• **Source information**:
☆ ☆ ☆ ☆ ☆
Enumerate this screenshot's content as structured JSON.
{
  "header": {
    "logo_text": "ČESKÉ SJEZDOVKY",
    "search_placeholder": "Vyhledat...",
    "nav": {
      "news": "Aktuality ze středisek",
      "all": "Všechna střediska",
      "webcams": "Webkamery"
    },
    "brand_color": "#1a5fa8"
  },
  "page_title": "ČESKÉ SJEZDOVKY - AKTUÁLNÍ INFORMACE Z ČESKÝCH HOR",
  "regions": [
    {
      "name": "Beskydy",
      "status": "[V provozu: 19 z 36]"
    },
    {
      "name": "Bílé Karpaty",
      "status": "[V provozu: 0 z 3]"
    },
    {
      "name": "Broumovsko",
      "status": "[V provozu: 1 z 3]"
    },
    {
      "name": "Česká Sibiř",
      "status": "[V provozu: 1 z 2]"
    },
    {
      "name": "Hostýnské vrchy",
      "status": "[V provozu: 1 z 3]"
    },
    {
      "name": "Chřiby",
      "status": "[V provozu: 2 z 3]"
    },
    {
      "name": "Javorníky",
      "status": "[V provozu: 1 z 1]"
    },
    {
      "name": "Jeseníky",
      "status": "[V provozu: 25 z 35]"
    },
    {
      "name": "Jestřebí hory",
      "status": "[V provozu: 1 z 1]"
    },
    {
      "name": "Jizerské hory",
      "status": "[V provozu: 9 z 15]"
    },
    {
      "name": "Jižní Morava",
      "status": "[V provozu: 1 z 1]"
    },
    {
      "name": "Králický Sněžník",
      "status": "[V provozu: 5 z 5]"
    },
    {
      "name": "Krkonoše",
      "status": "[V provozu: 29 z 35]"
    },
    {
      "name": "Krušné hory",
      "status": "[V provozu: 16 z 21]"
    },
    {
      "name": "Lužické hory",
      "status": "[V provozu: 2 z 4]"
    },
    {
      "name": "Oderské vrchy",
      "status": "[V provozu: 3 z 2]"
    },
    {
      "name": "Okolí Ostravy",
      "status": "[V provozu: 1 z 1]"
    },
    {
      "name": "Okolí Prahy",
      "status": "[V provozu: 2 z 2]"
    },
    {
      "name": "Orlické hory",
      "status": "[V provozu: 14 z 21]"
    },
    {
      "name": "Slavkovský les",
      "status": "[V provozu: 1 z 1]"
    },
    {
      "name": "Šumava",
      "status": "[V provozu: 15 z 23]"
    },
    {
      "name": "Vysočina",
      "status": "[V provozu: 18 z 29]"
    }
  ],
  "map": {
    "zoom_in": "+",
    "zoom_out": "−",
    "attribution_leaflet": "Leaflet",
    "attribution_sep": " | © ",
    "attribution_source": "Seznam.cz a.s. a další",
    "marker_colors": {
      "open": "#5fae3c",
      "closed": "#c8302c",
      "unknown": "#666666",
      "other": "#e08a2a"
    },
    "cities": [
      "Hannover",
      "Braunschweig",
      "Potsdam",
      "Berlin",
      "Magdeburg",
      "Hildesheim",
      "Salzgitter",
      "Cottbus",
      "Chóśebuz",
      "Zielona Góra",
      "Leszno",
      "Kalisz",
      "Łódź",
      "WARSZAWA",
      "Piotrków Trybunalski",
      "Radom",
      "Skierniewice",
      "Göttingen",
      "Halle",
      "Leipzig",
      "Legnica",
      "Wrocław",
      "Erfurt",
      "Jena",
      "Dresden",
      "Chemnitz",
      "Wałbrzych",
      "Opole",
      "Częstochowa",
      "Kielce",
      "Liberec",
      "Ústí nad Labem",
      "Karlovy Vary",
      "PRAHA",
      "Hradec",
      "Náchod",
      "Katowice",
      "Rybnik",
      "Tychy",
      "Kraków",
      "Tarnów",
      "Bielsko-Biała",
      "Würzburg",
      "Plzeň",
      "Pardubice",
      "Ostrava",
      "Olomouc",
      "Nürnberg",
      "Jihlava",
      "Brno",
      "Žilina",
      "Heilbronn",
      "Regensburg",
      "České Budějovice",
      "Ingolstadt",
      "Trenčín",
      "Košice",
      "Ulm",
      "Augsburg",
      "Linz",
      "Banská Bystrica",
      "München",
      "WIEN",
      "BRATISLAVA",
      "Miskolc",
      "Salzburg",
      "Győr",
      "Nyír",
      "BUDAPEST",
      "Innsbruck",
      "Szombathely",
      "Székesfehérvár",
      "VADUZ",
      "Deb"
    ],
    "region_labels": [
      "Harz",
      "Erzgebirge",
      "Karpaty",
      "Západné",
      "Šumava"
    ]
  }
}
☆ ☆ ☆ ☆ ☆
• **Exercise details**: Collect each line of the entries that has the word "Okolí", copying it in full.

• **Solution**:
      "name": "Okolí Ostravy",
      "name": "Okolí Prahy",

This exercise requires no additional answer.